Towards turning smartphones into pollution monitors

4:29 AM, 19th February 2015
Towards turning smartphones into pollution monitors
Mobile technology can help pinpoint when and where children are exposed to air pollution.

WASHINGTON DC, US: As urban residents know, air quality is a big deal. When local pollution levels go up, the associated health risks also increase, especially for children and seniors. But air pollution varies widely over the course of a day and by location, even within the same city. Now scientists, reporting in the ACS journal Environmental Science & Technology, have used smartphone and sensing technology to better pinpoint where and when pollution is at its worst.
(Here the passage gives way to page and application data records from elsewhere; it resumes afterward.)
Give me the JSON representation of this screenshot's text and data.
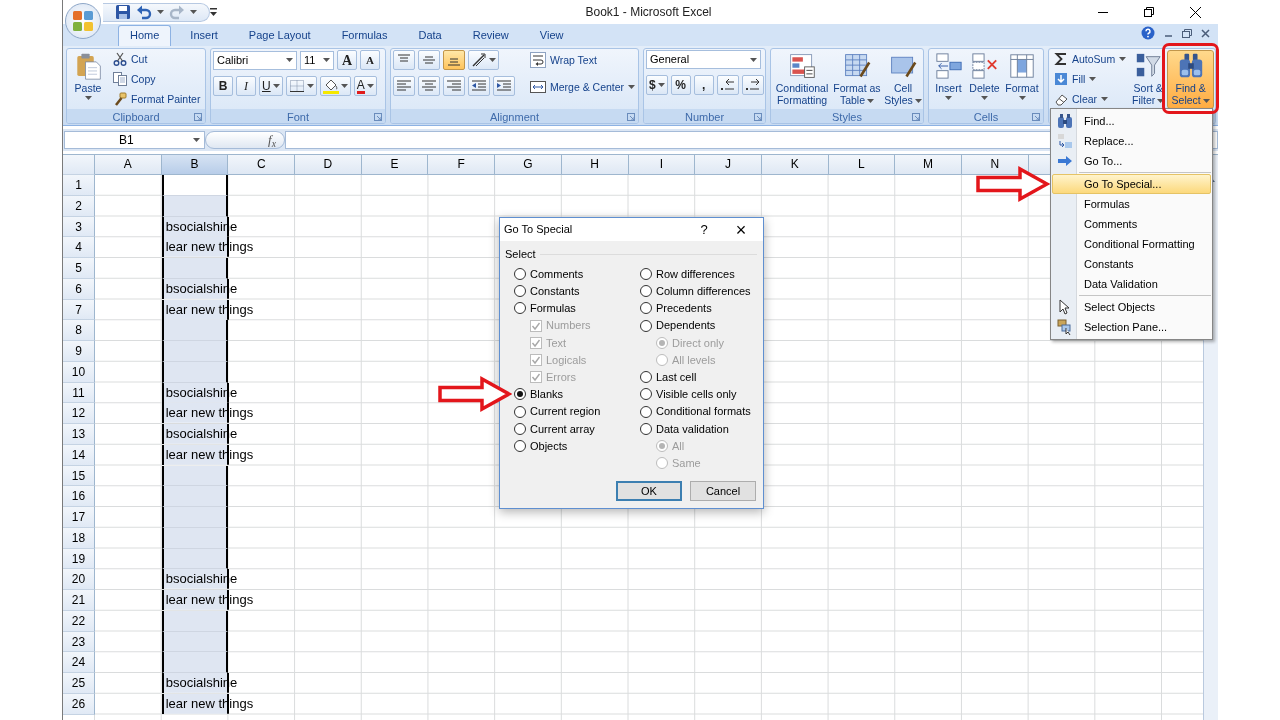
{
  "window": {
    "title": "Book1 - Microsoft Excel"
  },
  "tabs": [
    {
      "label": "Home",
      "selected": true
    },
    {
      "label": "Insert",
      "selected": false
    },
    {
      "label": "Page Layout",
      "selected": false
    },
    {
      "label": "Formulas",
      "selected": false
    },
    {
      "label": "Data",
      "selected": false
    },
    {
      "label": "Review",
      "selected": false
    },
    {
      "label": "View",
      "selected": false
    }
  ],
  "ribbon": [
    {
      "kind": "clipboard",
      "label": "Clipboard",
      "paste": "Paste",
      "items": [
        "Cut",
        "Copy",
        "Format Painter"
      ]
    },
    {
      "kind": "font",
      "label": "Font",
      "font_name": "Calibri",
      "font_size": "11",
      "grow": "A",
      "shrink": "A",
      "bold": "B",
      "italic": "I",
      "underline": "U",
      "font_color": "A"
    },
    {
      "kind": "alignment",
      "label": "Alignment",
      "vertical": [
        {
          "selected": false
        },
        {
          "selected": false
        },
        {
          "selected": true
        }
      ],
      "items": [
        "Wrap Text",
        "Merge & Center"
      ]
    },
    {
      "kind": "number",
      "label": "Number",
      "format": "General",
      "currency": "$",
      "percent": "%",
      "comma": ","
    },
    {
      "kind": "styles",
      "label": "Styles",
      "buttons": [
        "Conditional Formatting",
        "Format as Table",
        "Cell Styles"
      ]
    },
    {
      "kind": "cells",
      "label": "Cells",
      "buttons": [
        "Insert",
        "Delete",
        "Format"
      ]
    },
    {
      "kind": "editing",
      "items": [
        "AutoSum",
        "Fill",
        "Clear"
      ],
      "buttons": [
        {
          "label": "Sort & Filter",
          "pressed": false
        },
        {
          "label": "Find & Select",
          "pressed": true,
          "highlight": true
        }
      ]
    }
  ],
  "formula_bar": {
    "name_box": "B1",
    "function_label": "f$_{x}$"
  },
  "sheet": {
    "columns": [
      {
        "label": "A",
        "selected": false
      },
      {
        "label": "B",
        "selected": true
      },
      {
        "label": "C",
        "selected": false
      },
      {
        "label": "D",
        "selected": false
      },
      {
        "label": "E",
        "selected": false
      },
      {
        "label": "F",
        "selected": false
      },
      {
        "label": "G",
        "selected": false
      },
      {
        "label": "H",
        "selected": false
      },
      {
        "label": "I",
        "selected": false
      },
      {
        "label": "J",
        "selected": false
      },
      {
        "label": "K",
        "selected": false
      },
      {
        "label": "L",
        "selected": false
      },
      {
        "label": "M",
        "selected": false
      },
      {
        "label": "N",
        "selected": false
      }
    ],
    "rows": [
      {
        "label": "1",
        "active": true
      },
      {
        "label": "2",
        "active": false
      },
      {
        "label": "3",
        "active": false,
        "b": "bsocialshine"
      },
      {
        "label": "4",
        "active": false,
        "b": "lear new things"
      },
      {
        "label": "5",
        "active": false
      },
      {
        "label": "6",
        "active": false,
        "b": "bsocialshine"
      },
      {
        "label": "7",
        "active": false,
        "b": "lear new things"
      },
      {
        "label": "8",
        "active": false
      },
      {
        "label": "9",
        "active": false
      },
      {
        "label": "10",
        "active": false
      },
      {
        "label": "11",
        "active": false,
        "b": "bsocialshine"
      },
      {
        "label": "12",
        "active": false,
        "b": "lear new things"
      },
      {
        "label": "13",
        "active": false,
        "b": "bsocialshine"
      },
      {
        "label": "14",
        "active": false,
        "b": "lear new things"
      },
      {
        "label": "15",
        "active": false
      },
      {
        "label": "16",
        "active": false
      },
      {
        "label": "17",
        "active": false
      },
      {
        "label": "18",
        "active": false
      },
      {
        "label": "19",
        "active": false
      },
      {
        "label": "20",
        "active": false,
        "b": "bsocialshine"
      },
      {
        "label": "21",
        "active": false,
        "b": "lear new things"
      },
      {
        "label": "22",
        "active": false
      },
      {
        "label": "23",
        "active": false
      },
      {
        "label": "24",
        "active": false
      },
      {
        "label": "25",
        "active": false,
        "b": "bsocialshine"
      },
      {
        "label": "26",
        "active": false,
        "b": "lear new things"
      }
    ]
  },
  "dialog": {
    "title": "Go To Special",
    "help": "?",
    "close": "×",
    "section": "Select",
    "left_options": [
      {
        "label": "Comments",
        "kind": "radio",
        "selected": false,
        "disabled": false
      },
      {
        "label": "Constants",
        "kind": "radio",
        "selected": false,
        "disabled": false
      },
      {
        "label": "Formulas",
        "kind": "radio",
        "selected": false,
        "disabled": false,
        "children": [
          {
            "label": "Numbers",
            "kind": "checkbox",
            "checked": true,
            "disabled": true
          },
          {
            "label": "Text",
            "kind": "checkbox",
            "checked": true,
            "disabled": true
          },
          {
            "label": "Logicals",
            "kind": "checkbox",
            "checked": true,
            "disabled": true
          },
          {
            "label": "Errors",
            "kind": "checkbox",
            "checked": true,
            "disabled": true
          }
        ]
      },
      {
        "label": "Blanks",
        "kind": "radio",
        "selected": true,
        "disabled": false,
        "arrow": true
      },
      {
        "label": "Current region",
        "kind": "radio",
        "selected": false,
        "disabled": false
      },
      {
        "label": "Current array",
        "kind": "radio",
        "selected": false,
        "disabled": false
      },
      {
        "label": "Objects",
        "kind": "radio",
        "selected": false,
        "disabled": false
      }
    ],
    "right_options": [
      {
        "label": "Row differences",
        "kind": "radio",
        "selected": false,
        "disabled": false
      },
      {
        "label": "Column differences",
        "kind": "radio",
        "selected": false,
        "disabled": false
      },
      {
        "label": "Precedents",
        "kind": "radio",
        "selected": false,
        "disabled": false
      },
      {
        "label": "Dependents",
        "kind": "radio",
        "selected": false,
        "disabled": false,
        "children": [
          {
            "label": "Direct only",
            "kind": "radio",
            "selected": true,
            "disabled": true
          },
          {
            "label": "All levels",
            "kind": "radio",
            "selected": false,
            "disabled": true
          }
        ]
      },
      {
        "label": "Last cell",
        "kind": "radio",
        "selected": false,
        "disabled": false
      },
      {
        "label": "Visible cells only",
        "kind": "radio",
        "selected": false,
        "disabled": false
      },
      {
        "label": "Conditional formats",
        "kind": "radio",
        "selected": false,
        "disabled": false
      },
      {
        "label": "Data validation",
        "kind": "radio",
        "selected": false,
        "disabled": false,
        "children": [
          {
            "label": "All",
            "kind": "radio",
            "selected": true,
            "disabled": true
          },
          {
            "label": "Same",
            "kind": "radio",
            "selected": false,
            "disabled": true
          }
        ]
      }
    ],
    "buttons": [
      {
        "label": "OK",
        "default": true
      },
      {
        "label": "Cancel",
        "default": false
      }
    ]
  },
  "menu": {
    "sections": [
      [
        {
          "label": "Find...",
          "kind": "find",
          "selected": false
        },
        {
          "label": "Replace...",
          "kind": "replace",
          "selected": false
        },
        {
          "label": "Go To...",
          "kind": "goto",
          "selected": false
        }
      ],
      [
        {
          "label": "Go To Special...",
          "kind": "text",
          "selected": true,
          "arrow": true
        },
        {
          "label": "Formulas",
          "kind": "text",
          "selected": false
        },
        {
          "label": "Comments",
          "kind": "text",
          "selected": false
        },
        {
          "label": "Conditional Formatting",
          "kind": "text",
          "selected": false
        },
        {
          "label": "Constants",
          "kind": "text",
          "selected": false
        },
        {
          "label": "Data Validation",
          "kind": "text",
          "selected": false
        }
      ],
      [
        {
          "label": "Select Objects",
          "kind": "select",
          "selected": false
        },
        {
          "label": "Selection Pane...",
          "kind": "pane",
          "selected": false
        }
      ]
    ]
  }
}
Researcher Mark J Nieuwenhuijsen and colleagues noted that many studies have investigated people’s exposure to air pollution, which is associated with respiratory and cardiovascular problems. But they usually create a picture of exposure based on air pollution levels outside people’s homes. This approach ignores big differences in air quality in school and work environments. It also ignores spikes in pollution that happen over the course of the day such as during rush hour. Nieuwenhuijsen’s team wanted to test technology’s ability to fill in these gaps.

The researchers equipped more than 50 school children with smartphones that could track their location and physical activity. The children also received sensors that continuously measured the ambient levels of black carbon, a component of soot.  Although most children spent less than 4 per cent of their day traveling to and from school, commuting contributed to 13 per cent of their total potential black carbon exposure. The researchers concluded that mobile technologies could contribute valuable new insights into air pollution exposure.

 

© American Chemical Society News

0 Comments

Login

Your Comments (Up to 2000 characters)
Please respect our community and the integrity of its participants. WOC reserves the right to moderate and approve your comment.

Related News


BASF, Petronas to build 2-ethylhexanoic acid plant in Malaysia

KUANTAN, MALAYSIA/LUDWIGSHAFEN, GERMANY: BASF and Petronas Chemicals Group Berhad (PCG) will build a new world-scale production plant for 2-ethylhexan ...

Read more
New solders for semiconductors, creates technological possibilities

CHICAGO, US: Research team led by University of Chicago’s Dmitri Talapin has demonstrated how semiconductors can be soldered and still deliver g ...

Read more
Genetically modified apple doesn’t turn brown when sliced, bruised

OKANAGAN, CANADA: The US government approved a genetically modified apple that doesn’t turn brown when bruised or sliced. While most genetic alt ...

Read more
Gold nanotubes can destroy cancer cells, finds new study

LONDON, UK: Gold nanotubes can act as internal nanoprobes for high-resolution imaging, drug delivery vehicles and agents for destroying cancer cells, ...

Read more
BASF doubles capacity at precious metals recycling plant in Cinderford, UK

CINDERFORD, UK/LUDWIGSHAFEN, GERMANY: BASF has completed the installation and start-up of new high-performance milling and decanning equipment at its ...

Read more
Uhde Inventa-Fischer bags contract to build polyamide 6 plant in Poland

TARNOW, POLAND: Uhde Inventa-Fischer has been awarded a major contract from the Polish chemical group Grupa Azoty to build a polyamide 6 plant. The mu ...

Read more
www.worldofchemicals.com uses cookies to ensure that we give you the best experience on our website. By using this site, you agree to our Privacy Policy and our Terms of Use. X